Faced with the job of class stimulation, Prof. K challenges his youths to identify the end point of the Civil War, a challenge near and dear to my own heart. He then draws an analogy between Appomattox and the announcement from the deck of the Lincoln, "Mission Accomplished."
But I think we have apples and oranges here. To say "Mission Accomplished" in that specific context requires aggressive political betting while to say "Appomattox = end of war," requires an historiographical analysis that snubs the record. When the surrender of Lee is elevated by false historiography to the equivalent of a Union "Mission Accomplished" it passes out of history and into a realm of politics as pure as that of a re-electable president announcing military victory in time for another national mandate.
The Appomattox idea is absurd on every level. Viewed from the deck of the Lincoln: all armies smashed, government toppled, joyful populace, time to declare victory and hope it sticks. View from Appomattox Court House: enemy government intact, enemy armies fighting (and winning) set piece battles, hostile local population all about, uh oh.

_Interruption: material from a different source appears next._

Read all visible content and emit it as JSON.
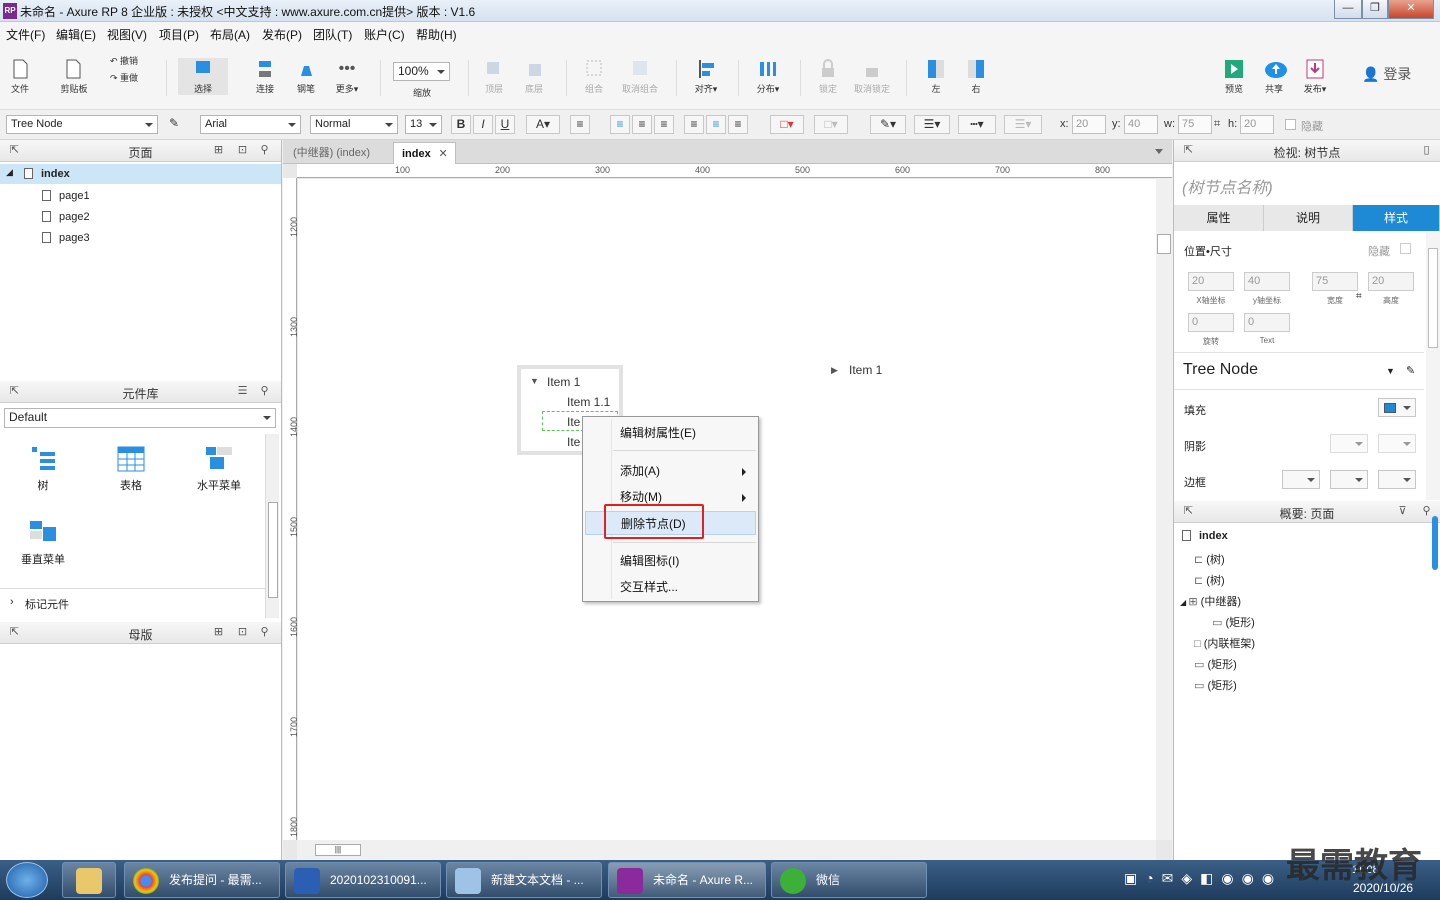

I'm sorry Kornblith turned this line of inquiry into a class lesson in his own retail Democratic politics, but then professional historians have an astonishing affinity for non-historical expression. The next logical step in his presentation was to tackle the question "How do wars end?" He should have taken that one example at a time. The South not becoming Iraq has been a huge moneymaker for author Jay Winik (April, 1865). I'm sure it could have been a classroom pleaser as well.